WORK ITEM – Leave the pictures out and give every entry again exactly.

RECORD EXCERPTS –
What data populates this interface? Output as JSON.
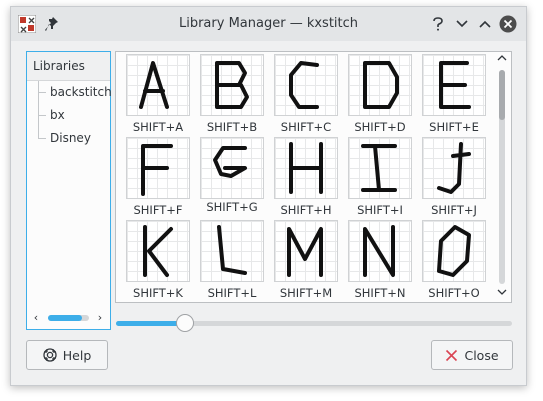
{
  "window": {
    "title": "Library Manager — kxstitch",
    "controls": [
      "help-icon",
      "minimize-icon",
      "maximize-icon",
      "close-icon"
    ]
  },
  "libraries": {
    "header": "Libraries",
    "items": [
      {
        "label": "backstitch"
      },
      {
        "label": "bx"
      },
      {
        "label": "Disney"
      }
    ],
    "hscroll_position": 0.8
  },
  "glyphs": [
    {
      "label": "SHIFT+A",
      "letter": "A"
    },
    {
      "label": "SHIFT+B",
      "letter": "B"
    },
    {
      "label": "SHIFT+C",
      "letter": "C"
    },
    {
      "label": "SHIFT+D",
      "letter": "D"
    },
    {
      "label": "SHIFT+E",
      "letter": "E"
    },
    {
      "label": "SHIFT+F",
      "letter": "F"
    },
    {
      "label": "SHIFT+G",
      "letter": "G"
    },
    {
      "label": "SHIFT+H",
      "letter": "H"
    },
    {
      "label": "SHIFT+I",
      "letter": "I"
    },
    {
      "label": "SHIFT+J",
      "letter": "J"
    },
    {
      "label": "SHIFT+K",
      "letter": "K"
    },
    {
      "label": "SHIFT+L",
      "letter": "L"
    },
    {
      "label": "SHIFT+M",
      "letter": "M"
    },
    {
      "label": "SHIFT+N",
      "letter": "N"
    },
    {
      "label": "SHIFT+O",
      "letter": "O"
    }
  ],
  "preview_scroll_position": 0.0,
  "zoom_level": 0.16,
  "buttons": {
    "help": {
      "label": "Help",
      "icon": "help-lifebuoy-icon"
    },
    "close": {
      "label": "Close",
      "icon": "close-x-icon"
    }
  },
  "colors": {
    "accent": "#3daee9",
    "close_icon": "#da4453",
    "stroke": "#111111"
  }
}
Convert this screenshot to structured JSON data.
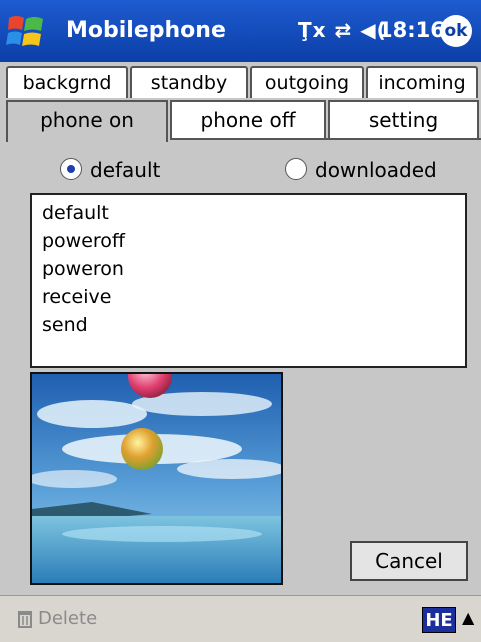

REPLY –
What data populates this interface? Output as JSON.
{
  "window": {
    "title": "Library Manager — kxstitch",
    "controls": [
      "help-icon",
      "minimize-icon",
      "maximize-icon",
      "close-icon"
    ]
  },
  "libraries": {
    "header": "Libraries",
    "items": [
      {
        "label": "backstitch"
      },
      {
        "label": "bx"
      },
      {
        "label": "Disney"
      }
    ],
    "hscroll_position": 0.8
  },
  "glyphs": [
    {
      "label": "SHIFT+A",
      "letter": "A"
    },
    {
      "label": "SHIFT+B",
      "letter": "B"
    },
    {
      "label": "SHIFT+C",
      "letter": "C"
    },
    {
      "label": "SHIFT+D",
      "letter": "D"
    },
    {
      "label": "SHIFT+E",
      "letter": "E"
    },
    {
      "label": "SHIFT+F",
      "letter": "F"
    },
    {
      "label": "SHIFT+G",
      "letter": "G"
    },
    {
      "label": "SHIFT+H",
      "letter": "H"
    },
    {
      "label": "SHIFT+I",
      "letter": "I"
    },
    {
      "label": "SHIFT+J",
      "letter": "J"
    },
    {
      "label": "SHIFT+K",
      "letter": "K"
    },
    {
      "label": "SHIFT+L",
      "letter": "L"
    },
    {
      "label": "SHIFT+M",
      "letter": "M"
    },
    {
      "label": "SHIFT+N",
      "letter": "N"
    },
    {
      "label": "SHIFT+O",
      "letter": "O"
    }
  ],
  "preview_scroll_position": 0.0,
  "zoom_level": 0.16,
  "buttons": {
    "help": {
      "label": "Help",
      "icon": "help-lifebuoy-icon"
    },
    "close": {
      "label": "Close",
      "icon": "close-x-icon"
    }
  },
  "colors": {
    "accent": "#3daee9",
    "close_icon": "#da4453",
    "stroke": "#111111"
  }
}
Convert this screenshot to structured JSON data.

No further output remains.